Click for full size+ Concorde is one of only two airliners to have had jet engines with afterburners. (The other was the Russian Tupolev Tu-144.) All Concordes employed the Rolls-Royce/SNECMA Olympus 593 turbojet, SNECMA being a French acronym standing for
Société Nationale d’Étude et de Construction des Moteurs d’Aviation, or the National Corporation for the Design and Construction of Aviation Engines. Each Olympus 593 engine produced 32,000 pounds (140 kiloNewtons) of thrust “dry,” and 38,050 pounds (169 kN) of thrust in afterburner. Concorde was designed to cruise in afterburner at supersonic speed; ironically, flying at subsonic speeds quadrupled Concorde’s fuel consumption, thereby cutting its range by a factor of four.
Click for full size+ Concorde’s first flight took place at Toulouse, France, on 2 March 1969 – just 21 days after the first flight of Boeing’s 747. This photo shows Concorde 001, piloted by André Turcat, moments after its first takeoff. Due to political factors more than engineering factors, Concorde would not enter revenue service until 21 January 1976.
Click for full size+ Only two Concordes have ever come to Seattle. The first was British Airways’ G-BOAB, which came to Boeing Field (BFI) for The Museum of Flight’s Emerald City Flight Festival in the summer of 1985. The second is British Airways’ G-BOAG, which arrived at BFI on 5 November 2003 and is now on permanent display at The Museum of Flight.
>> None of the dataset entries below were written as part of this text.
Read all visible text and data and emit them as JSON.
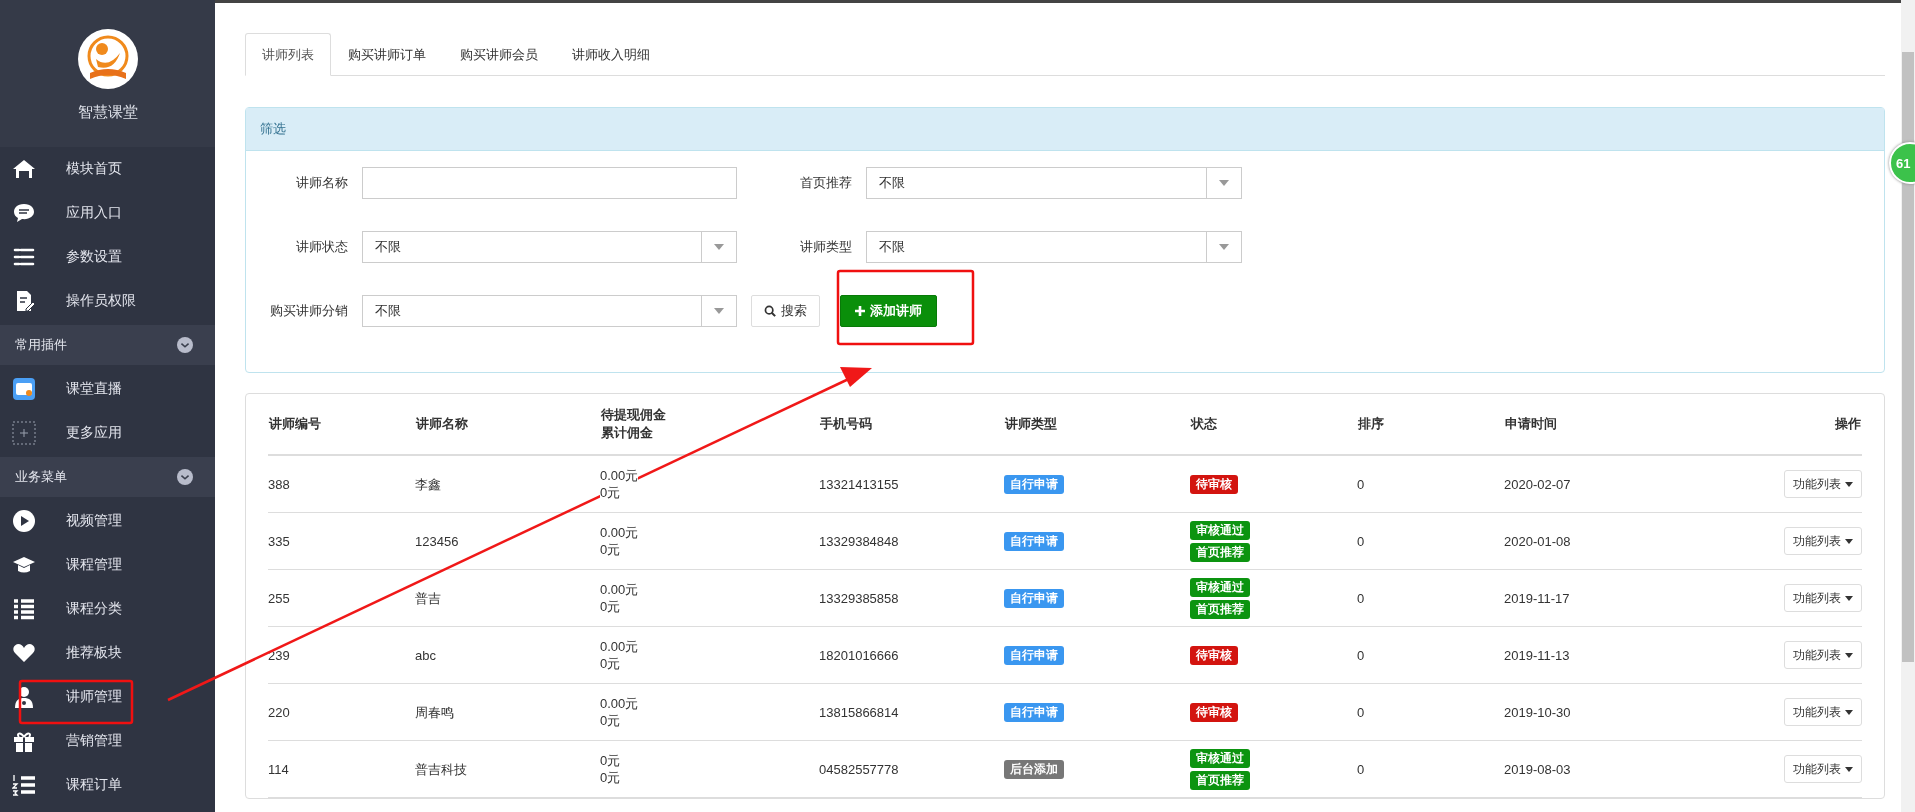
{
  "sidebar": {
    "title": "智慧课堂",
    "items": [
      {
        "kind": "item",
        "label": "模块首页"
      },
      {
        "kind": "item",
        "label": "应用入口"
      },
      {
        "kind": "item",
        "label": "参数设置"
      },
      {
        "kind": "item",
        "label": "操作员权限"
      },
      {
        "kind": "section",
        "label": "常用插件",
        "expanded": true
      },
      {
        "kind": "item",
        "label": "课堂直播"
      },
      {
        "kind": "item",
        "label": "更多应用"
      },
      {
        "kind": "section",
        "label": "业务菜单",
        "expanded": true
      },
      {
        "kind": "item",
        "label": "视频管理"
      },
      {
        "kind": "item",
        "label": "课程管理"
      },
      {
        "kind": "item",
        "label": "课程分类"
      },
      {
        "kind": "item",
        "label": "推荐板块"
      },
      {
        "kind": "item",
        "label": "讲师管理"
      },
      {
        "kind": "item",
        "label": "营销管理"
      },
      {
        "kind": "item",
        "label": "课程订单"
      }
    ]
  },
  "tabs": [
    {
      "label": "讲师列表",
      "selected": true
    },
    {
      "label": "购买讲师订单",
      "selected": false
    },
    {
      "label": "购买讲师会员",
      "selected": false
    },
    {
      "label": "讲师收入明细",
      "selected": false
    }
  ],
  "filter": {
    "title": "筛选",
    "fields": [
      {
        "kind": "text",
        "label": "讲师名称"
      },
      {
        "kind": "select",
        "label": "首页推荐",
        "value": "不限"
      },
      {
        "kind": "select",
        "label": "讲师状态",
        "value": "不限"
      },
      {
        "kind": "select",
        "label": "讲师类型",
        "value": "不限"
      },
      {
        "kind": "select",
        "label": "购买讲师分销",
        "value": "不限"
      }
    ],
    "search_button": "搜索",
    "add_button": "添加讲师"
  },
  "table": {
    "columns": [
      [
        "讲师编号"
      ],
      [
        "讲师名称"
      ],
      [
        "待提现佣金",
        "累计佣金"
      ],
      [
        "手机号码"
      ],
      [
        "讲师类型"
      ],
      [
        "状态"
      ],
      [
        "排序"
      ],
      [
        "申请时间"
      ],
      [
        "操作"
      ]
    ],
    "rows": [
      {
        "id": "388",
        "name": "李鑫",
        "pending": "0.00元",
        "total": "0元",
        "phone": "13321413155",
        "type": {
          "label": "自行申请",
          "color": "#3a97f0"
        },
        "status": [
          {
            "label": "待审核",
            "color": "#d3140f"
          }
        ],
        "sort": "0",
        "date": "2020-02-07",
        "action": "功能列表"
      },
      {
        "id": "335",
        "name": "123456",
        "pending": "0.00元",
        "total": "0元",
        "phone": "13329384848",
        "type": {
          "label": "自行申请",
          "color": "#3a97f0"
        },
        "status": [
          {
            "label": "审核通过",
            "color": "#0c9410"
          },
          {
            "label": "首页推荐",
            "color": "#0c9410"
          }
        ],
        "sort": "0",
        "date": "2020-01-08",
        "action": "功能列表"
      },
      {
        "id": "255",
        "name": "普吉",
        "pending": "0.00元",
        "total": "0元",
        "phone": "13329385858",
        "type": {
          "label": "自行申请",
          "color": "#3a97f0"
        },
        "status": [
          {
            "label": "审核通过",
            "color": "#0c9410"
          },
          {
            "label": "首页推荐",
            "color": "#0c9410"
          }
        ],
        "sort": "0",
        "date": "2019-11-17",
        "action": "功能列表"
      },
      {
        "id": "239",
        "name": "abc",
        "pending": "0.00元",
        "total": "0元",
        "phone": "18201016666",
        "type": {
          "label": "自行申请",
          "color": "#3a97f0"
        },
        "status": [
          {
            "label": "待审核",
            "color": "#d3140f"
          }
        ],
        "sort": "0",
        "date": "2019-11-13",
        "action": "功能列表"
      },
      {
        "id": "220",
        "name": "周春鸣",
        "pending": "0.00元",
        "total": "0元",
        "phone": "13815866814",
        "type": {
          "label": "自行申请",
          "color": "#3a97f0"
        },
        "status": [
          {
            "label": "待审核",
            "color": "#d3140f"
          }
        ],
        "sort": "0",
        "date": "2019-10-30",
        "action": "功能列表"
      },
      {
        "id": "114",
        "name": "普吉科技",
        "pending": "0元",
        "total": "0元",
        "phone": "04582557778",
        "type": {
          "label": "后台添加",
          "color": "#777777"
        },
        "status": [
          {
            "label": "审核通过",
            "color": "#0c9410"
          },
          {
            "label": "首页推荐",
            "color": "#0c9410"
          }
        ],
        "sort": "0",
        "date": "2019-08-03",
        "action": "功能列表"
      }
    ]
  },
  "floating_badge": "61"
}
This dramatic in-flight photo shows ’OAB on final approach to BFI’s Runway 31L, flying above the Associated Grocers (now Unified Grocers) warehouse complex immediately south of BFI, in Tukwila, Washington. Concorde’s “droop-snoot” nose is lowered to allow the pilots to see the runway from Concorde’s nose-high landing attitude. The Duwamish Waterway is visible in the background.
Click for full size+ This aerial shot of Boeing Field (BFI) shows British Airways Concorde G-BOAB taxiing down the West Taxiway to The Museum of Flight at Gate B9 in the summer of 1985. The occasion was the Emerald City Flight Festival, which was staged by The Museum of Flight between 1984 and 1994. At the time of this photo, only the William E. Boeing Red Barn was open as The Museum of Flight. The T Wilson Great Gallery, (now immediately to the left of the Red Barn) would open in July 1987, and the J. Elroy McCaw Personal Courage Wing (now immediately to the right of the Red Barn) would open in June 2004.
Click for full size+ The service and food aboard Concorde were unsurpassed, but the cramped cabin interior left much to be desired, as shown here. Concorde often cruised at altitudes above 50,000 feet (15,240 meters), meaning that the windows could only be about half the size of windows on conventional jetliners, due to the large difference in pressure between the cabin and the atmosphere outside. At the end of Concorde’s career in 2003, a one-way ticket from London to New York cost around $13,000 – and Concorde probably barely broke even financially.
Click for full size+ One of Concorde’s in-flight amenities was a “speedometer,” which told passengers how fast they were flying. This in-flight photo shows that Concorde was cruising at 1,340 miles (2,157 kilometers) per hour, or about 2.4 times faster than the speed of sound (“Mach 2.4”).